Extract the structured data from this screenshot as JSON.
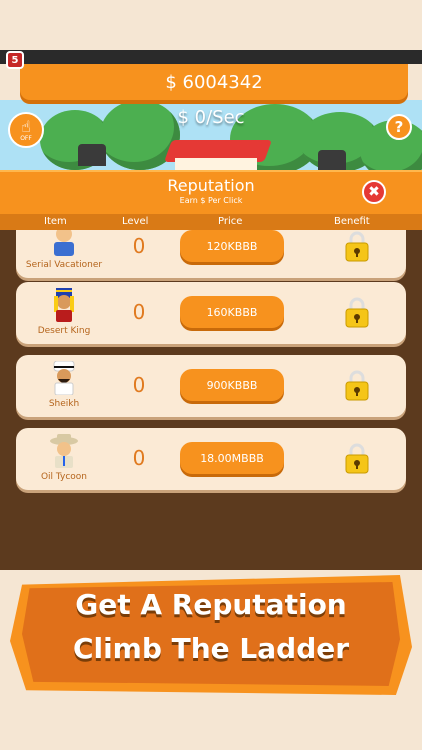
{
  "hud": {
    "level_badge": "5",
    "money": "$ 6004342",
    "per_sec": "$ 0/Sec",
    "auto_click_off": "OFF",
    "help": "?"
  },
  "reputation": {
    "title": "Reputation",
    "subtitle": "Earn $ Per Click",
    "close": "✖",
    "columns": {
      "item": "Item",
      "level": "Level",
      "price": "Price",
      "benefit": "Benefit"
    },
    "items": [
      {
        "name": "Serial Vacationer",
        "level": "0",
        "price": "120KBBB",
        "avatar_icon": "vacationer-icon",
        "benefit_icon": "lock-icon"
      },
      {
        "name": "Desert King",
        "level": "0",
        "price": "160KBBB",
        "avatar_icon": "pharaoh-icon",
        "benefit_icon": "lock-icon"
      },
      {
        "name": "Sheikh",
        "level": "0",
        "price": "900KBBB",
        "avatar_icon": "sheikh-icon",
        "benefit_icon": "lock-icon"
      },
      {
        "name": "Oil Tycoon",
        "level": "0",
        "price": "18.00MBBB",
        "avatar_icon": "tycoon-icon",
        "benefit_icon": "lock-icon"
      }
    ]
  },
  "banner": {
    "line1": "Get A Reputation",
    "line2": "Climb The Ladder"
  },
  "colors": {
    "accent": "#f7921e",
    "panel": "#5c3a1e",
    "card": "#fbead5"
  }
}
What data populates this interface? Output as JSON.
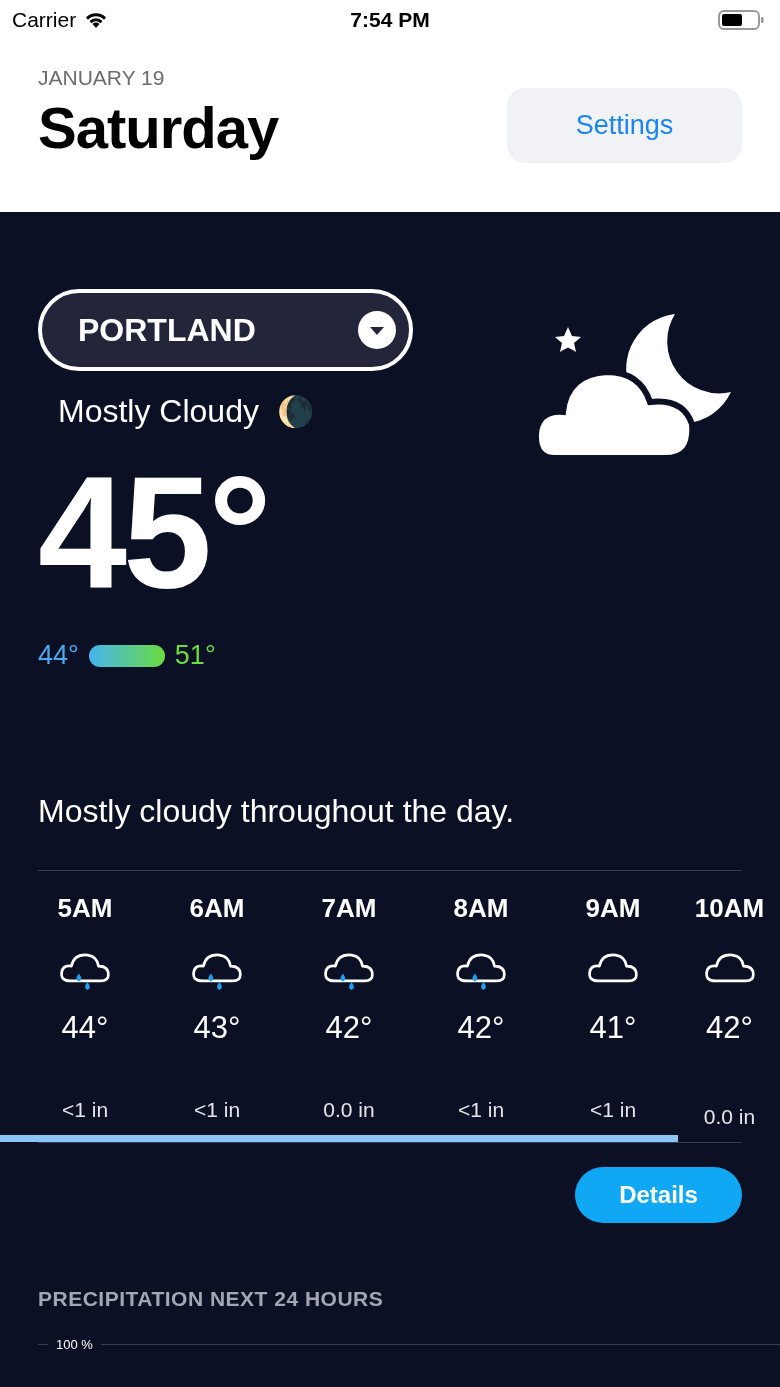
{
  "status_bar": {
    "carrier": "Carrier",
    "time": "7:54 PM"
  },
  "header": {
    "date": "JANUARY 19",
    "day": "Saturday",
    "settings_button": "Settings"
  },
  "location": {
    "name": "PORTLAND"
  },
  "conditions": {
    "summary": "Mostly Cloudy",
    "emoji": "🌘",
    "temperature": "45°",
    "low": "44°",
    "high": "51°",
    "description": "Mostly cloudy throughout the day."
  },
  "hourly": [
    {
      "time": "5AM",
      "kind": "rain",
      "temp": "44°",
      "precip": "<1 in"
    },
    {
      "time": "6AM",
      "kind": "rain",
      "temp": "43°",
      "precip": "<1 in"
    },
    {
      "time": "7AM",
      "kind": "rain",
      "temp": "42°",
      "precip": "0.0 in"
    },
    {
      "time": "8AM",
      "kind": "rain",
      "temp": "42°",
      "precip": "<1 in"
    },
    {
      "time": "9AM",
      "kind": "cloud",
      "temp": "41°",
      "precip": "<1 in"
    },
    {
      "time": "10AM",
      "kind": "cloud",
      "temp": "42°",
      "precip": "0.0 in"
    }
  ],
  "details_button": "Details",
  "precipitation": {
    "title": "PRECIPITATION NEXT 24 HOURS",
    "axis_label": "100 %"
  }
}
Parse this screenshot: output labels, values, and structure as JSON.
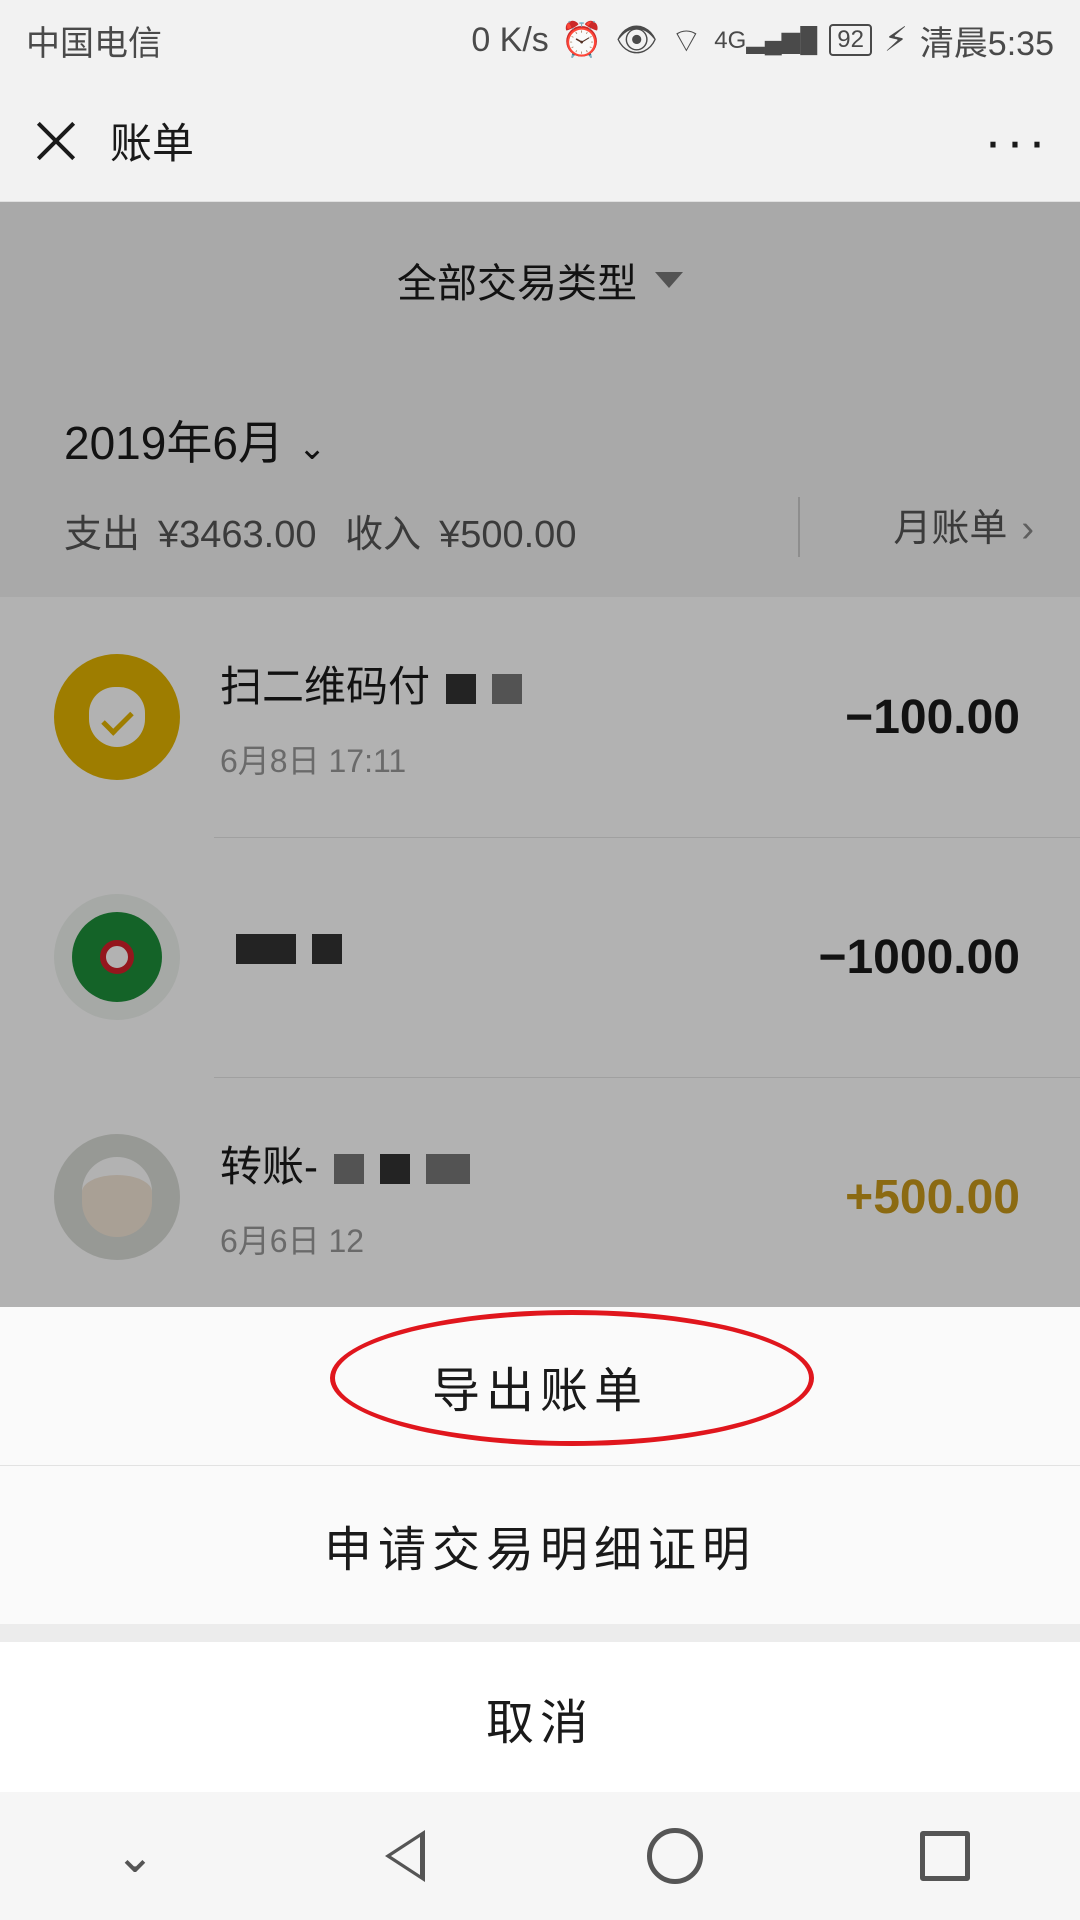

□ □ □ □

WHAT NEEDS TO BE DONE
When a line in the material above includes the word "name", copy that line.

RESPONSE
        "name": "Serial Vacationer",
        "name": "Desert King",
        "name": "Sheikh",
        "name": "Oil Tycoon",
    "name": "PORTLAND"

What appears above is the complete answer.